(RECORDED INFORMATION Opens)

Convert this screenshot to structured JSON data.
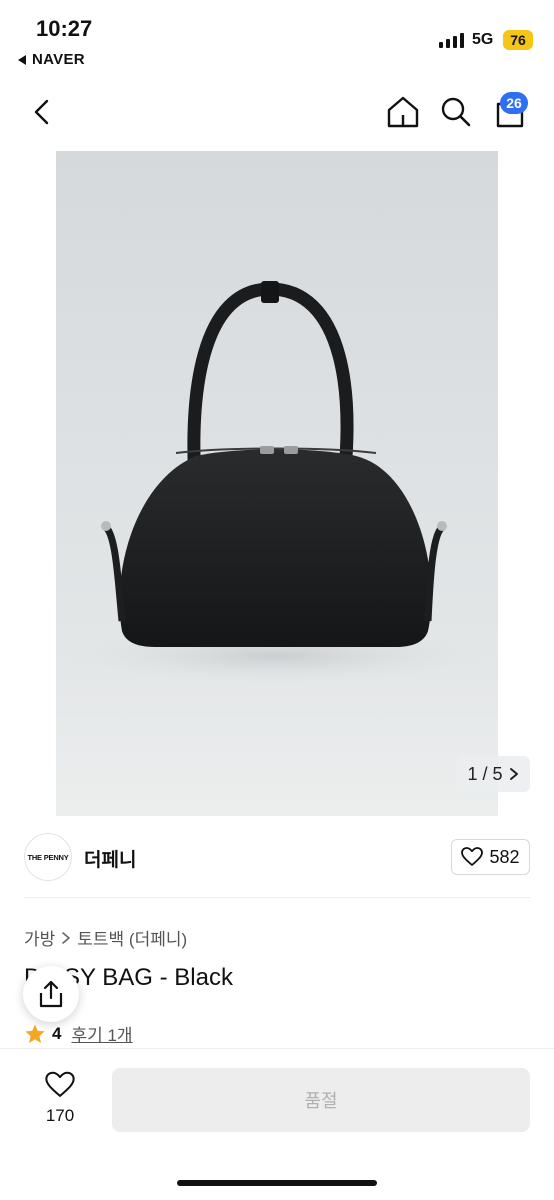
{
  "status_bar": {
    "time": "10:27",
    "back_app": "NAVER",
    "network": "5G",
    "battery": "76"
  },
  "nav": {
    "cart_count": "26",
    "icons": [
      "back-chevron-icon",
      "home-icon",
      "search-icon",
      "cart-icon"
    ]
  },
  "gallery": {
    "current": "1",
    "total": "5",
    "pager_text": "1 / 5"
  },
  "brand": {
    "logo_text": "THE PENNY",
    "name": "더페니",
    "likes": "582"
  },
  "product": {
    "breadcrumb": [
      "가방",
      "토트백 (더페니)"
    ],
    "title": "DAISY BAG - Black",
    "rating": "4",
    "reviews": "후기 1개"
  },
  "bottom_bar": {
    "wish_count": "170",
    "buy_label": "품절"
  },
  "colors": {
    "accent": "#2f6ff2",
    "battery": "#f5c518",
    "star": "#f5a623"
  }
}
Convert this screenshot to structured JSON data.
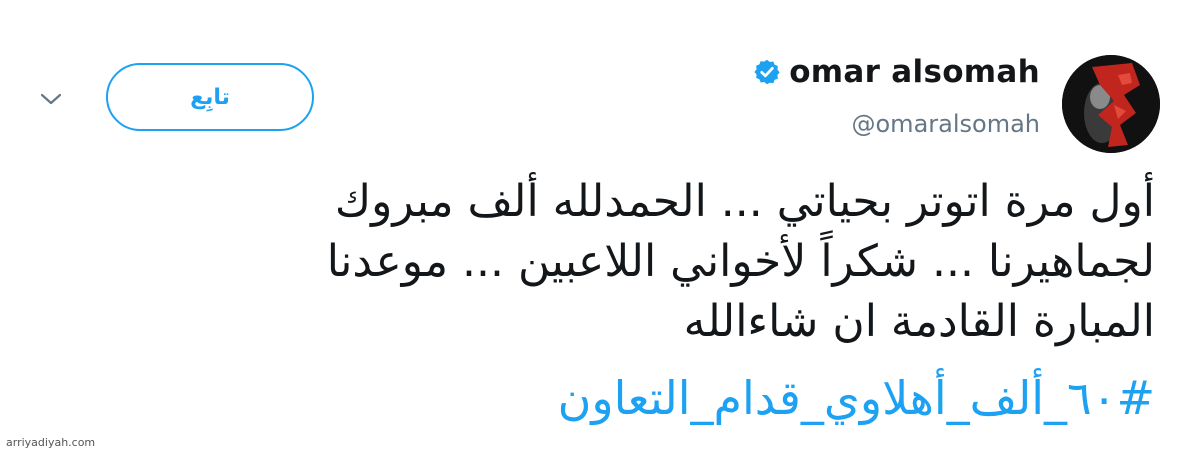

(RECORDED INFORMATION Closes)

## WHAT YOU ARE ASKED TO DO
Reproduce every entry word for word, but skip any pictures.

## ANSWER
Convert this screenshot to structured JSON data.
{
  "status_bar": {
    "time": "10:27",
    "back_app": "NAVER",
    "network": "5G",
    "battery": "76"
  },
  "nav": {
    "cart_count": "26",
    "icons": [
      "back-chevron-icon",
      "home-icon",
      "search-icon",
      "cart-icon"
    ]
  },
  "gallery": {
    "current": "1",
    "total": "5",
    "pager_text": "1 / 5"
  },
  "brand": {
    "logo_text": "THE PENNY",
    "name": "더페니",
    "likes": "582"
  },
  "product": {
    "breadcrumb": [
      "가방",
      "토트백 (더페니)"
    ],
    "title": "DAISY BAG - Black",
    "rating": "4",
    "reviews": "후기 1개"
  },
  "bottom_bar": {
    "wish_count": "170",
    "buy_label": "품절"
  },
  "colors": {
    "accent": "#2f6ff2",
    "battery": "#f5c518",
    "star": "#f5a623"
  }
}
Convert this screenshot to structured JSON data.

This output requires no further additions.